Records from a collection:
* * *
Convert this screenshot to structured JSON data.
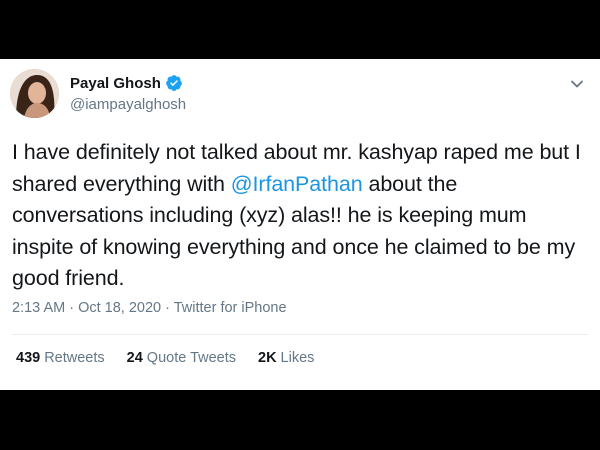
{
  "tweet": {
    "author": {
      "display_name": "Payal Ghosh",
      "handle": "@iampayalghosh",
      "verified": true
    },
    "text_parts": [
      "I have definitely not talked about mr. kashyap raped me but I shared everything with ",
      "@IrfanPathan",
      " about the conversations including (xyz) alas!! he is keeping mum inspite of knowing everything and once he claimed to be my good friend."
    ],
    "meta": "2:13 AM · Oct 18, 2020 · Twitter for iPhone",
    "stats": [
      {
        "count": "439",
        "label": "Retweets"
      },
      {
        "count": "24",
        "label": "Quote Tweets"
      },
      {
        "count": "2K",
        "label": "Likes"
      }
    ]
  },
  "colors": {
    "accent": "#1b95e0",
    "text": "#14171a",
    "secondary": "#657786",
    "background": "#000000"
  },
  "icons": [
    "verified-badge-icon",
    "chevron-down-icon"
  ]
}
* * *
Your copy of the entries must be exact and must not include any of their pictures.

Convert this screenshot to structured JSON data.
{
  "tweet": {
    "author": {
      "display_name": "Payal Ghosh",
      "handle": "@iampayalghosh",
      "verified": true
    },
    "text_parts": [
      "I have definitely not talked about mr. kashyap raped me but I shared everything with ",
      "@IrfanPathan",
      " about the conversations including (xyz) alas!! he is keeping mum inspite of knowing everything and once he claimed to be my good friend."
    ],
    "meta": "2:13 AM · Oct 18, 2020 · Twitter for iPhone",
    "stats": [
      {
        "count": "439",
        "label": "Retweets"
      },
      {
        "count": "24",
        "label": "Quote Tweets"
      },
      {
        "count": "2K",
        "label": "Likes"
      }
    ]
  },
  "colors": {
    "accent": "#1b95e0",
    "text": "#14171a",
    "secondary": "#657786",
    "background": "#000000"
  },
  "icons": [
    "verified-badge-icon",
    "chevron-down-icon"
  ]
}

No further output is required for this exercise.